(CN) – A federal judge refused to certify a class of college applicants who were denied in-state tuition in Florida because their parents are undocumented immigrants.
The named plaintiffs, natural-born citizens living in Florida, said that the State Board of Education refused to classify them as residents for tuition purposes because their parents could not establish legal residence in the state.
To qualify for lower in-state tuition rates, public university applicants in Florida must prove they have resided legally in the state for the 12 consecutive months preceding enrollment. If the applicants are claimed as dependents on their parents’ tax returns, the parents must prove continuous legal residence in the state as well.
The plaintiffs, all dependents under 24, claimed that the state wrongfully classified them as “non-residents” who would face higher tuition rates because they could not establish their parents’ lawful immigration status.
They argued the classification violated their constitutional rights, and sought class certification.

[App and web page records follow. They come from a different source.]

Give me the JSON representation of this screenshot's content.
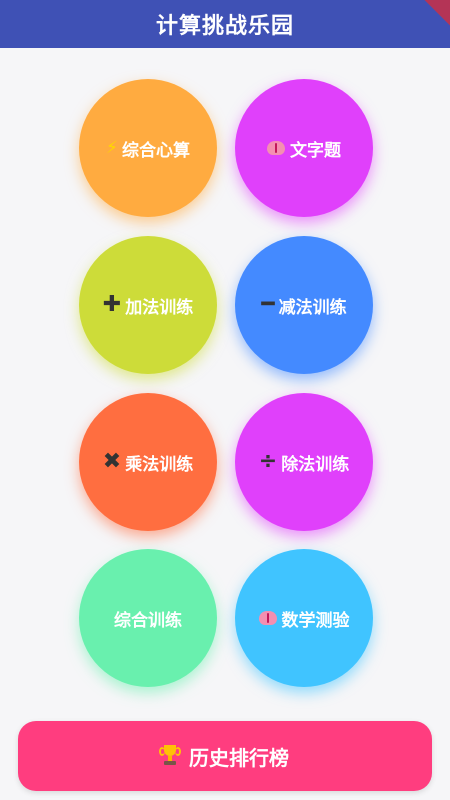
{
  "header": {
    "title": "计算挑战乐园"
  },
  "menu": {
    "items": [
      {
        "id": "mixed_mental",
        "icon": "lightning-icon",
        "label": "综合心算",
        "color": "#ffab40"
      },
      {
        "id": "word_problems",
        "icon": "brain-icon",
        "label": "文字题",
        "color": "#e040fb"
      },
      {
        "id": "addition",
        "icon": "plus-icon",
        "icon_glyph": "➕",
        "label": "加法训练",
        "color": "#cddc39"
      },
      {
        "id": "subtraction",
        "icon": "minus-icon",
        "icon_glyph": "➖",
        "label": "减法训练",
        "color": "#448aff"
      },
      {
        "id": "multiplication",
        "icon": "multiply-icon",
        "icon_glyph": "✖",
        "label": "乘法训练",
        "color": "#ff6e40"
      },
      {
        "id": "division",
        "icon": "divide-icon",
        "icon_glyph": "➗",
        "label": "除法训练",
        "color": "#e040fb"
      },
      {
        "id": "mixed_training",
        "icon": "",
        "label": "综合训练",
        "color": "#69f0ae"
      },
      {
        "id": "math_quiz",
        "icon": "brain-icon",
        "label": "数学测验",
        "color": "#40c4ff"
      }
    ]
  },
  "footer": {
    "history_label": "历史排行榜",
    "history_icon": "trophy-icon",
    "history_color": "#ff3d7f"
  },
  "theme": {
    "header_color": "#3f51b5",
    "background": "#f6f6f8"
  }
}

U.S. District Judge K. Michael Moore denied their request Thursday, finding that a class action would be unduly burdensome.
Moore rejected the claims that the case alleged by the individual plaintiffs would become moot once they reach the age of 24 and become independent.
None of the named plaintiffs are over 20, and some of them are only 18, which gives them six years until independent status would moot their claims, the ruling states.
Moore said there was no “imminent threat of mootness” requiring class certification to protect the putative class members’ interests.